The debt issue on Greece remains a big question mark for the markets. Despite previous high-level discussions on the issue, several officials expressed uncertainty. IMF’s Lagarde had said, “there’s enormous work” that still needs to be done. Various Eurogroup meetings happened throughout the week, but ultimately no deal was reached between the Greek government and top officials involved. Banks in Greece are closed (small cash withdrawals allowed) and would stay so until July 6, or until officials take drastic steps to end the stalemate. The Greek government imposed the bank restrictions in order to “protect the financial system”. German Chancellor Angela Merkel expressed willingness for further talks with Greece’s Prime Minister Alexis Tsipras "if he actually wants to". The Greek PM has called for a referendum on July 5 to discuss the terms offered by the creditors, and request for a bailout extension.
All Flash Manufacturing PMI and Flash Services PMI from Germany, France, and the Eurozone came in better than forecast, unlike in the previous instances.
Germany’s Ifo Business Climate fell to its lowest in the last four months to 107.4 as the Greek risk weighs down on business confidence.
In the United States, the National Association of Realtors reported that Existing Home Sales came in slightly better at 5.35 million May, its best level since November 2009. Unemployment Claims was spot on at 271,000. Personal Spending for May edged up 0.9 percent, while Personal Income matched the previous month with a 0.5 percent increase. Meanwhile, the Revised University of Michigan Consumer Sentiment surged to a five-month high of 96.1 in June, due to improving labor market outlook.
Gold continues to have problems breaking through the $1,200 level. Therefore, last week’s warning about the vulnerability of the lower part of $1,100 remains.

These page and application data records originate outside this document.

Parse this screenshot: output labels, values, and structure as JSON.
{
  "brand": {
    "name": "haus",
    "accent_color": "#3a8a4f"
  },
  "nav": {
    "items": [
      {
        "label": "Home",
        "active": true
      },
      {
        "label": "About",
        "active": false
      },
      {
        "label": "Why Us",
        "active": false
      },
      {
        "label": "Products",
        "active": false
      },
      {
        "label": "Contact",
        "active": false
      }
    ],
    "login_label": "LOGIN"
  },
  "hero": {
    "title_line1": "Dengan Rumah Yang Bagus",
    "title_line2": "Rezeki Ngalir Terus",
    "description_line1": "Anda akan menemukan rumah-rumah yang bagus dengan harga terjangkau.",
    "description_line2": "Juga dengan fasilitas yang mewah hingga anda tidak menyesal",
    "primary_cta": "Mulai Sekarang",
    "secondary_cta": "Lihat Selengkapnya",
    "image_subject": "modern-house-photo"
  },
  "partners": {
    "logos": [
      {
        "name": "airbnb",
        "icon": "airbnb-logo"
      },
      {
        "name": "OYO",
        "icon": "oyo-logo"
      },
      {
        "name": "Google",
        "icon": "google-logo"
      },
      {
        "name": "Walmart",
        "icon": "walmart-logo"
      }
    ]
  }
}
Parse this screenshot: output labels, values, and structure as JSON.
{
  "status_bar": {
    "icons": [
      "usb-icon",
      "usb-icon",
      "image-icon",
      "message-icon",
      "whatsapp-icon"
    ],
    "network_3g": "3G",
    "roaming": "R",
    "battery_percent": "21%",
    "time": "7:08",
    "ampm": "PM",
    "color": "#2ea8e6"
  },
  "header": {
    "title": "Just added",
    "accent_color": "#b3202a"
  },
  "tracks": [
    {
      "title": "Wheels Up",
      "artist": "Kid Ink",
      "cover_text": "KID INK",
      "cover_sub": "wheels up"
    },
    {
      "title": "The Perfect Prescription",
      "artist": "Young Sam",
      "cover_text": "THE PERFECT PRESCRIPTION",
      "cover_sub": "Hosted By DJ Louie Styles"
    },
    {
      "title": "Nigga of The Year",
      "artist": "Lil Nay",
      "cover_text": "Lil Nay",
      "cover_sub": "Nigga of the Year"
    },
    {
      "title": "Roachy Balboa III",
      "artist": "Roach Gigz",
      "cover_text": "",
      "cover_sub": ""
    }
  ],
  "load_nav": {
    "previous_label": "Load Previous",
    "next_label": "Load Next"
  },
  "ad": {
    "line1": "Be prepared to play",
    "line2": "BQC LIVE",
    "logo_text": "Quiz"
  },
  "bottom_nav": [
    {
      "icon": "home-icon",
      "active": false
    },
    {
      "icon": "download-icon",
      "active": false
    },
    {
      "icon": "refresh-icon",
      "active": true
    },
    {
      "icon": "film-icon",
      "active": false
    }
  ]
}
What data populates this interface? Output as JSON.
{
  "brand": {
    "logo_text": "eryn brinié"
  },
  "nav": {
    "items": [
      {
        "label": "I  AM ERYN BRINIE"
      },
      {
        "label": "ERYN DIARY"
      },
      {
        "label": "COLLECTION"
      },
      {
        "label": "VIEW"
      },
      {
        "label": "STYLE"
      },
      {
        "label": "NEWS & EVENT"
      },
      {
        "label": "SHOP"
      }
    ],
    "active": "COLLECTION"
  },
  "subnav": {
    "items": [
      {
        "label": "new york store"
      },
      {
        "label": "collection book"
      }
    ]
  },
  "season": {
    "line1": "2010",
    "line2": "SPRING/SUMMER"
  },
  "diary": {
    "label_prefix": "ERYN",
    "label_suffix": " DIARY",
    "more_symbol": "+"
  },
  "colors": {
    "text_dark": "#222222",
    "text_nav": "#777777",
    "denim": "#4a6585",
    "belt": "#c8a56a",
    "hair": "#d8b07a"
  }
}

Not much has changed in oil as it ping-ponged between $58 and $62 this week. Long-term downtrend remains intact. A move below $56 would ignite further weakness.
The break of 1.1300 and 1.1200 speaks volumes about EURUSD’s possibility in moving lower after this week. This eventuality would test the strength of possible support area around 1.08 to 1.10.
Like EURUSD, GBPUSD suffered a bearish week after the 1.5900 level formed a layer of defense from buyers and stuck with this defense throughout the week. Immediate support would come into play around 1.5600-60, if bears are interested to head that way.
USDJPY seems magnetized by the 124 level but somehow it found its way back down to 123 all throughout the week. Sellers might grow impatient and try to push this pair down toward 120 again.
The Week Ahead
Monday’s news activity will kick off early starting with Japan’s Retail Sales and Prelim Industrial Production, followed by Germany’s Prelim CPI; Spain’s Flash CP; UK Net Lending to Individuals; Canada’s RPMI and IPPI; and US Pending Home Sales.
On Tuesday, news activity will pick up, with New Zealand’s Building Consents; Japan’s Average Cash Earnings; Australia’s Private Sector Credit and ANZ Business Confidence; Germany’s Retail Sales and Unemployment Change; Switzerland KOF Economic Barometer; UK Final GDP and Current Account; Eurozone Jobless Rate and CPI Flash Estimate; Canada’s GDP; and US Chicago PMI and CB Consumer Confidence.
Wednesday will have Australia’s Building Approvals; Japan’s Tankan indices; China’s Manufacturing PMI and HSBC Manufacturing PMI; Spain, Italy, Germany, UK, France and Eurozone Manufacturing PMI; UK BOE Financial Stability Report; and US ADP Non-Farm Employment Change and ISM Manufacturing PMI. Canada will observe Canada Day.
Thursday will have Australia’s Trade Balance; Spain’s Unemployment Change; UK Halifax HPI and Construction PMI; ECB Monetary Policy Meeting Accounts; US Non-Farm Employment Change, Jobless Rate, Factory Orders, and Jobless Claims.
Friday’s activity will be brief with Australia’s Retail Sales; China’s HSBC Services PMI; Spain, Italy, France, Germany, UK, and Eurozone Services PMI; Eurozone Retail Sales. The US will observe Independence Day.